These days, there seems to be a network available around every corner offering services to logistics companies. What are the main benefits of being part of your network?
In practice, it means that I am actively managing the network every day. I get copies of a big part of the email exchange in the network, I read what is going on and I come in whenever I can assist. Some emails need to be readdressed and passed on, since contact details may have changed, which may have slipped by the agent sending the e-mail. I come in with technical help, legal help, documentation advice, filing needs, getting rates, getting answers from agents when a reminder is coming up, mediating when differences in views arise, support payment and collection issues etc. I help with claims and how to avoid claims coming up.
Agents contact me every day for help and advice and the number of contacts we have shows that our concept is popular.
Every day I generate the daily news inside the network, spreading around information, news and circulars from the lines around the globe. It’s a head start for our teams to be better informed. These news items, if not limited by copyright, also show up on our website (www.olgn.org). This website in the meantime is used by carriers to gather neutral and qualified information about the actions of their competitors.
We created specialist groups inside the network so that we can cover special requests as they come from the partners. These groups are:
Reefer Cargo Group
Tank Container Group
Vessel Charter Group
We host annual agents’ meetings in ever-changing locations, but we do not end up with hundreds of anonymous participants. The circle is kept small, maximum of one hundred people, and at the end of the meeting, people have spoken to everyone around, renewing friendships or making new friends.
Do you have any restrictions in place for when you choose would-be candidates for your network?
We do not have restrictions in place, but we want to know that one or more of our partners are familiar with the candidate and can report positively. Sometimes, we accept a candidate when the reputation and financial standing is beyond any doubt.
Do you cater for all kinds of logistics companies or do you focus more on general cargo, project cargo, or LCL?
As you can see above, we covered nearly all means of transport, including projects, airfreight etc.
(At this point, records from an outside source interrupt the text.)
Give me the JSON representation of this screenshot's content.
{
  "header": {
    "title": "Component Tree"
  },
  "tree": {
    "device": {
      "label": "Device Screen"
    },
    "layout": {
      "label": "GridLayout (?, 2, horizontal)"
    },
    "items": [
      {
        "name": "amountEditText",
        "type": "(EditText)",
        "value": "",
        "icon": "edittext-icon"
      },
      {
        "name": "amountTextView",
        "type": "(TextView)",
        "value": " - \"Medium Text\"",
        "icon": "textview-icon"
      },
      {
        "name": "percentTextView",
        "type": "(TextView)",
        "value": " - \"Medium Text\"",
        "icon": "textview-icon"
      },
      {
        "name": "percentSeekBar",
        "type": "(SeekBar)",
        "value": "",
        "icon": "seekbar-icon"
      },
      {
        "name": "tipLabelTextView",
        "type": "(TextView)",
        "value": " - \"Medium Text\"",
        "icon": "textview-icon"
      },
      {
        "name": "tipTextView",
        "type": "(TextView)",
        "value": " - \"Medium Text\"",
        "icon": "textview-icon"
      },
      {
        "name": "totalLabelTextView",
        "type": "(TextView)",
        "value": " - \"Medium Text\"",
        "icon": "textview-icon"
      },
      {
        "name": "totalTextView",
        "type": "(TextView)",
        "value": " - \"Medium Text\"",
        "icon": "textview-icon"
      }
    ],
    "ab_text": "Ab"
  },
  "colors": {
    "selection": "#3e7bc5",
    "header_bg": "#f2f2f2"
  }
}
Members may not be able to come up with all the services by themselves, but they can use agents in the specialist groups to assist them and still do the business.
We want to keep the numbers low, as it’s not our intention to blow this network up and make big money on membership fees. Our goal is to have a small group of companies around the globe who trust each other and come up with excellent service for their customers. We know that the consignee at the destination will be happy too, as our partner there will make sure that the transport is performed without issue.
Could you perhaps provide us with some examples of cargo that have been moved within your group, cargo more of a project nature perhaps?
1500 CBM of mining equipment to Mongolia from Houston
Transportation of transformers from China to Kazakhstan
We do ongoing projects of Oil Well Cargo into Africa
Project Pipes from Italy to Iraq
Giant buoyancy modules from the UK to Turkey
How to get in touch with you?
The best way to get in touch is via my email address: firstname.lastname@example.org